The National Security Agency (NSA) has been contorting itself willy-nilly to defend its non-spying practices on France, Italy and Spain.
But the organization does not seem to get the bigger picture.
While the agency seems to think its own actions become justifiable if allied nations are also invading the privacy rights of its citizens, it either does not comprehend or is choosing to ignore the diplomatic jeopardy the actions it has already taken have put the country in.
The NSA needs to acknowledge the fact it has already screwed up.
The agency has already done itself enough international damage through its domestic program of intrusive monitoring of its own citizens’ records, its spying on German Chancellor Angela Merkel’s phone records since 2002 (Did it really never get over the days before the fall of the Berlin wall?) and its overall lack of transparency with the public.
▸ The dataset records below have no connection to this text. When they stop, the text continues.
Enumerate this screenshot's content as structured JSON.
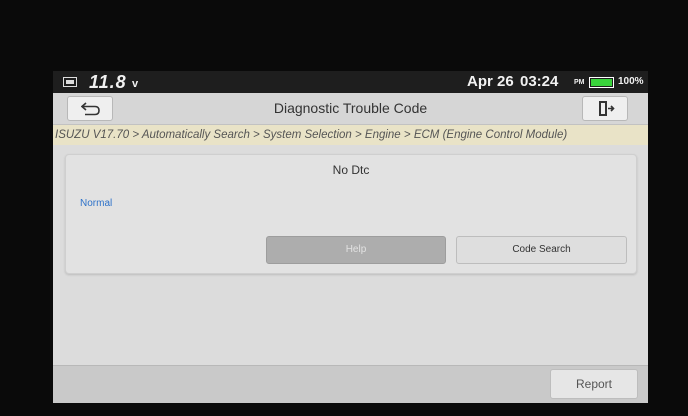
{
  "status_bar": {
    "voltage": "11.8",
    "voltage_unit": "v",
    "date": "Apr 26",
    "time": "03:24",
    "ampm": "PM",
    "battery_percent": "100%",
    "battery_level": 1.0,
    "battery_color": "#39d33b"
  },
  "header": {
    "title": "Diagnostic Trouble Code",
    "back_icon": "back-arrow-icon",
    "exit_icon": "exit-door-icon"
  },
  "breadcrumb": "ISUZU V17.70 > Automatically Search > System Selection > Engine > ECM (Engine Control Module)",
  "card": {
    "title": "No Dtc",
    "status": "Normal",
    "status_color": "#2e72c9",
    "help_label": "Help",
    "code_search_label": "Code Search"
  },
  "footer": {
    "report_label": "Report"
  }
}
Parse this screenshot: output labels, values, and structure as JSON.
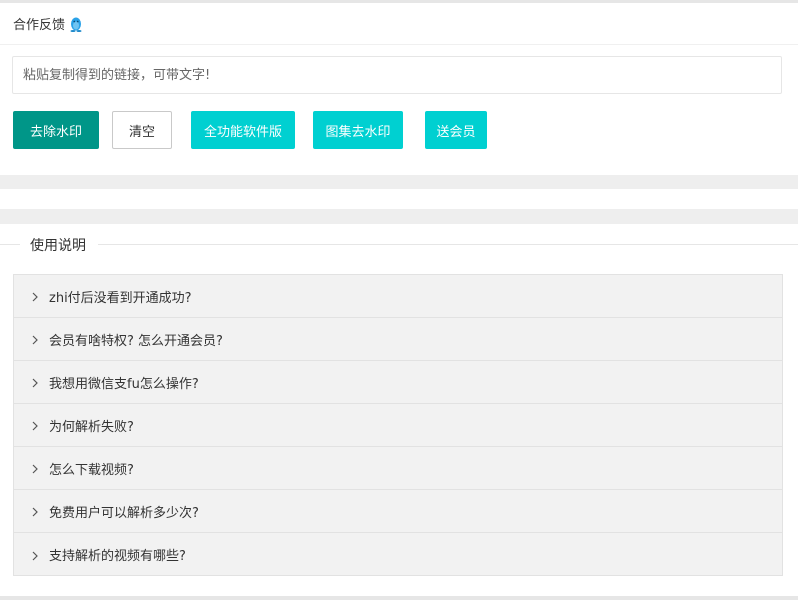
{
  "header": {
    "title": "合作反馈",
    "icon": "qq-penguin-icon"
  },
  "link_input": {
    "placeholder": "粘贴复制得到的链接，可带文字!",
    "value": ""
  },
  "buttons": {
    "remove_watermark": "去除水印",
    "clear": "清空",
    "full_software": "全功能软件版",
    "gallery_remove": "图集去水印",
    "gift_vip": "送会员"
  },
  "instructions": {
    "title": "使用说明",
    "items": [
      "zhi付后没看到开通成功?",
      "会员有啥特权? 怎么开通会员?",
      "我想用微信支fu怎么操作?",
      "为何解析失败?",
      "怎么下载视频?",
      "免费用户可以解析多少次?",
      "支持解析的视频有哪些?"
    ]
  },
  "colors": {
    "primary": "#009688",
    "cyan": "#00d0d1",
    "penguin": "#1e9fff"
  }
}
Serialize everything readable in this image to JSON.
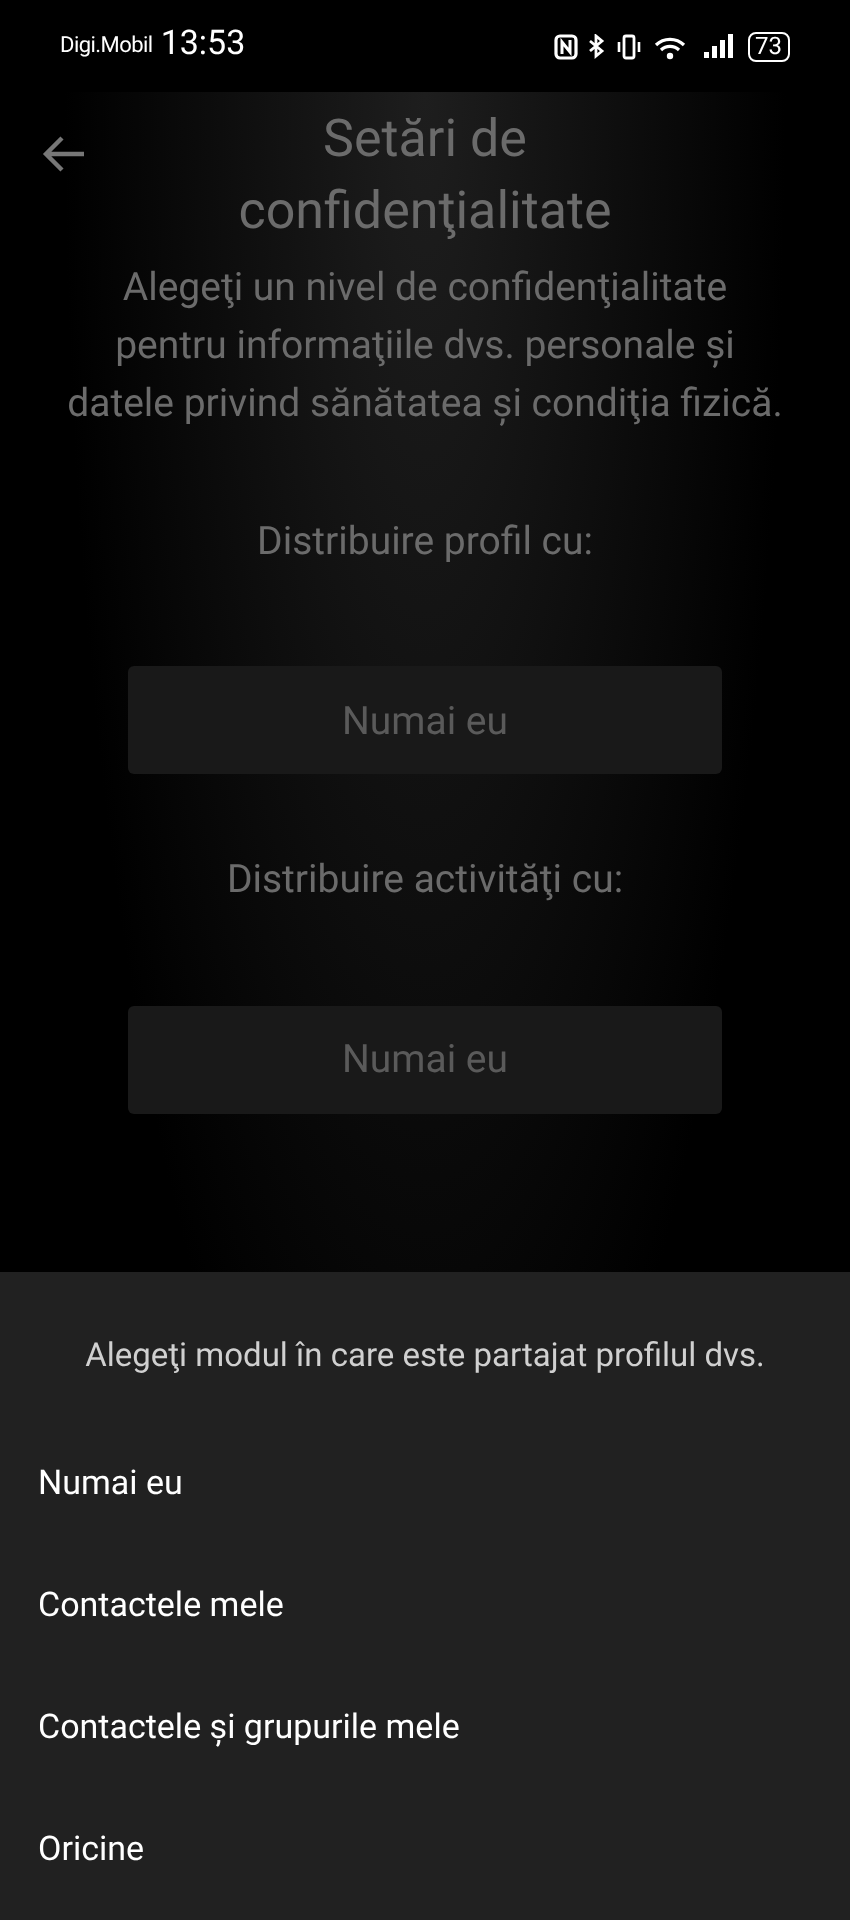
{
  "status_bar": {
    "carrier": "Digi.Mobil",
    "time": "13:53",
    "battery": "73"
  },
  "header": {
    "title": "Setări de confidenţialitate"
  },
  "description": "Alegeţi un nivel de confidenţialitate pentru informaţiile dvs. personale și datele privind sănătatea și condiţia fizică.",
  "settings": [
    {
      "label": "Distribuire profil cu:",
      "value": "Numai eu"
    },
    {
      "label": "Distribuire activităţi cu:",
      "value": "Numai eu"
    }
  ],
  "bottom_sheet": {
    "prompt": "Alegeţi modul în care este partajat profilul dvs.",
    "options": [
      "Numai eu",
      "Contactele mele",
      "Contactele și grupurile mele",
      "Oricine"
    ]
  }
}
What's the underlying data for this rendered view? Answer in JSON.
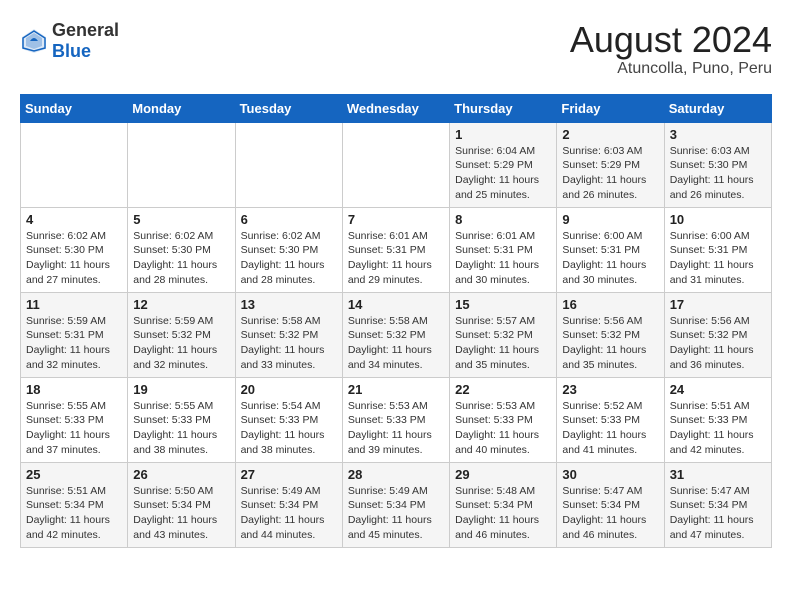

The intense paranoia demonstrated by these actions, which President Barack Obama claimed to be unaware of until recently — perhaps, an even scarier thought — is one that is unhealthy for the U.S. as it looks to heal its international reputation in the post-Iraq and Afghanistan war eras.
While indeed, metadata may provide much valuable information to thwart acts of terrorism through network analyses, it is unlikely that the value the intelligence provides, in comparison to information that other far less intrusive methods of intelligence can reveal, is worth the estimated $10 billion, according to an article on CNN Money, in government funding and international distrust that the agency will bring.
The indignation with which the NSA director has condemned reporters and leaker Edward Snowden for misinterpretation of the classified documents is unwarranted in light of the damnation the agency has already brought upon itself. It does, however, bring up an interesting question as to the role of news outlets in reporting and promulgating information obtained through independent sources without proper verification.
But the organization’s reaction in emphasizing the lack of involvement it had in these particular countries as an effort to detract from its more nefarious activities should not be tolerated, and perhaps it’s time for public dialogue on what role big data already plays in the lives of citizens and what role U.S. citizens would like it to have in their lives.